MANILA, Philippines—Aboitiz-led Union Bank of the Philippines grew its first-quarter net profit by 40.8 percent year on year to P4 billion, the best quarterly bottom line in its history, mainly due to the double-digit expansion in trading gains and interest earnings.
The first-quarter performance translated to a return on equity of 29 percent. The bank also managed to hit early in the year nearly half of its P8.5-billion net profit goal for the full year, which means the bank would have to readjust targets, Union Bank president Victor Valdepeñas said in an interview.
“We thought we’ll grow by 15 percent this year but it now seems to be a conservative target given our first-quarter performance. As the market continues to be quite positive in terms of flow of funds, I will not be surprised if we’ll see our income growing by 20 percent,” he said. However, the bank would have to wait for the second -quarter results before overhauling its targets for 2013, he added.
Valdepeñas said the bank’s three-month results, which topped what was already a strong performance in the same period last year, could be attributed to stable margins, lower cost of funds, improved productivity and strong contribution from subsidiaries. The first-quarter results already included the contribution of newly acquired thrift bank City Savings.
Based on the bank’s regulatory filing, net interest income went up by 15.8 percent to P2.05 billion from year-ago level.
Valdepeñas estimated that margins had stabilized at more than 3.4 percent.
“While the yields have been under pressure, our cost of funding has gone down much slower,” Valdepeñas said.
The bank’s loan book declined to P98.13 billion from P115.17 billion a year ago. He said this was because certain loan accounts, particularly auto loans, had matured faster than the bank’s new bookings of this type of loans. He said the bank was rationalizing its auto lending business while the credit card segment remained flat as Union Bank had become very “selective.”

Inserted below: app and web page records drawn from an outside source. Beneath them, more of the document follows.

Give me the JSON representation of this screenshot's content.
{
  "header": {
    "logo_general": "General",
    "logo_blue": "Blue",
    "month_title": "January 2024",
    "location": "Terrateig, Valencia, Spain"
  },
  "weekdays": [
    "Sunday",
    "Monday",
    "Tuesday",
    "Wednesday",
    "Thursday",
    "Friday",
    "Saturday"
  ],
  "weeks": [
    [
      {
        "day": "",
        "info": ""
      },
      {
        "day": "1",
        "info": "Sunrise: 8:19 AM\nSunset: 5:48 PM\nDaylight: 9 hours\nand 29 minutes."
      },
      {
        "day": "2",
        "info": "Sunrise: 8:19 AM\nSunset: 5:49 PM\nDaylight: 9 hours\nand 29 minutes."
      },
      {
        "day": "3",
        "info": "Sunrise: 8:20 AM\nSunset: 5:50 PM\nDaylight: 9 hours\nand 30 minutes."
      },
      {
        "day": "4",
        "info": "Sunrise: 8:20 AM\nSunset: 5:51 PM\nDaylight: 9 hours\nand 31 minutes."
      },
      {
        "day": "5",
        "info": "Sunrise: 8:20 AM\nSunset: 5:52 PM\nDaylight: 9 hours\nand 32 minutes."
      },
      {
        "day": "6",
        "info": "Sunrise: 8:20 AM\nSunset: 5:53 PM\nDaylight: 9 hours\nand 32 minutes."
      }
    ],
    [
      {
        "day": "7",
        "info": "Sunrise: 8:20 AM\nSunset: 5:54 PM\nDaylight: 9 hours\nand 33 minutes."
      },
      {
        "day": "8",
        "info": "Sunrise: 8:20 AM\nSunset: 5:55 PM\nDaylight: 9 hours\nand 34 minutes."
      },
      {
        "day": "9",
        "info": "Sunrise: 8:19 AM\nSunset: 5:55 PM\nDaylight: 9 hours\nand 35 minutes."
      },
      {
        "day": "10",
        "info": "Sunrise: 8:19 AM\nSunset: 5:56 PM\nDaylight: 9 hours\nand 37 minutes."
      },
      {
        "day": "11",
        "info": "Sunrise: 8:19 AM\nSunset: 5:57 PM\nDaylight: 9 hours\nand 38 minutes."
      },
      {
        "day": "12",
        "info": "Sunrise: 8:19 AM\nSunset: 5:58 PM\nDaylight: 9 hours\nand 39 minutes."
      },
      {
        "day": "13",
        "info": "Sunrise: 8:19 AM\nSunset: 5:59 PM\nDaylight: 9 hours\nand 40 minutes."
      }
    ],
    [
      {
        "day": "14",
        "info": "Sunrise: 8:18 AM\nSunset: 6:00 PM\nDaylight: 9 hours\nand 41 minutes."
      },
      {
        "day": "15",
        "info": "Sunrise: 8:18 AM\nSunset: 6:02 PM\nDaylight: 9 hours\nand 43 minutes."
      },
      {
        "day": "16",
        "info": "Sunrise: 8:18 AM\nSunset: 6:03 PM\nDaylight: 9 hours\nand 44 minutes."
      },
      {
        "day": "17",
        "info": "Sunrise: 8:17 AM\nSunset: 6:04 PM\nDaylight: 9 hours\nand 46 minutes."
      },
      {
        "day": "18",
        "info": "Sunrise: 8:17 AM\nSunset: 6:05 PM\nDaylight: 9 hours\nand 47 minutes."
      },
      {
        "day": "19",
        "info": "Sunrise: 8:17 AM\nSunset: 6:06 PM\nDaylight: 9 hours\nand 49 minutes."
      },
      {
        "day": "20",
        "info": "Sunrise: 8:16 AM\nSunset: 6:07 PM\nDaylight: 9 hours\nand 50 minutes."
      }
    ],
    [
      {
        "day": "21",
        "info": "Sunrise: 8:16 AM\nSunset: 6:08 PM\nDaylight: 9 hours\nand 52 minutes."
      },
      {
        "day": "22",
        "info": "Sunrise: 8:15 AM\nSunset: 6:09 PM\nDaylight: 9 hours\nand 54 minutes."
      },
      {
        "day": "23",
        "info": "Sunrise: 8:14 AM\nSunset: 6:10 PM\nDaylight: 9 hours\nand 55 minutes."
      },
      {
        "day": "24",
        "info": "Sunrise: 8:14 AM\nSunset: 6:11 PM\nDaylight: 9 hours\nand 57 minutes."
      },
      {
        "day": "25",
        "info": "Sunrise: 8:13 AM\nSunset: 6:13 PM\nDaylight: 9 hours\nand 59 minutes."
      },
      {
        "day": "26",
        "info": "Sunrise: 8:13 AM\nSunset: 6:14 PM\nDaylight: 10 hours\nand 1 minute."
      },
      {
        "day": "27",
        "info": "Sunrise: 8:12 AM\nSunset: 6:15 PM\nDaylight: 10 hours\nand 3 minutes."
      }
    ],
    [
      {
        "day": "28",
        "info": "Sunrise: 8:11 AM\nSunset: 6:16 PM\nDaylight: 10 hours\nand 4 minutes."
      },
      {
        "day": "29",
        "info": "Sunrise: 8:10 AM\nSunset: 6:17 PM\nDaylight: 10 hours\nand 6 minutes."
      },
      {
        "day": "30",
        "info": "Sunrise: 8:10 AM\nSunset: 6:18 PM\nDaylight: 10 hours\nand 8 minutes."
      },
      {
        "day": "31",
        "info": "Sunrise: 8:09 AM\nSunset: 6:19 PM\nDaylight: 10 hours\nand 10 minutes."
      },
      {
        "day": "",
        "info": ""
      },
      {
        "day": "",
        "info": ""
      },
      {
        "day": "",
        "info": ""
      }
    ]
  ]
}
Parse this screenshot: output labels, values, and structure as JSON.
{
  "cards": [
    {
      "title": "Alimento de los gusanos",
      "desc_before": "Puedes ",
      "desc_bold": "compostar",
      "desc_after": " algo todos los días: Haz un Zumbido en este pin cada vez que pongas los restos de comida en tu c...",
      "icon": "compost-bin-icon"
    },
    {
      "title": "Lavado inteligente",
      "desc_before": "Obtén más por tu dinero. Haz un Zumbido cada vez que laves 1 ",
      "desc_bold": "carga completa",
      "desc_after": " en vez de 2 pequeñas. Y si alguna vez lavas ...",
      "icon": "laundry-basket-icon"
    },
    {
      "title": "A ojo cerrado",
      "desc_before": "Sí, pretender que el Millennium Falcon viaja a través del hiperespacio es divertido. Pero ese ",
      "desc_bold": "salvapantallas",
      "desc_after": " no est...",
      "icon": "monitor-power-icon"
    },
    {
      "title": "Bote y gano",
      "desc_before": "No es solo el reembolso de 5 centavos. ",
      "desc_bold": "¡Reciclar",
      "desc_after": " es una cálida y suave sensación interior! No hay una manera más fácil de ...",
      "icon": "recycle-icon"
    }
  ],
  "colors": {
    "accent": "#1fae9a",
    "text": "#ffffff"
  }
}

“When demand from household continues to increase, we have to be wary,” he said. “Nonetheless, we’re still pushing that because I think consumer financing will grow faster than corporate loans. Corporations can now go directly to the public and raise equity given very good prices and the very good environment.”
For the full year, Union Bank aims to grow its loan book by 15 to 20 percent, Valdepeñas said.
In the meantime, Union Bank’s “other” income went up by 35 percent to P5.31 billion, driven by a 27-percent rise in net trading gains to P3.37 billion. Fee-based earnings likewise jumped to P509.19 million or nearly three times the level last year, while “miscellaneous” earnings more than doubled to P1 billion, a large chunk of which was due to earnings contributed by City Savings.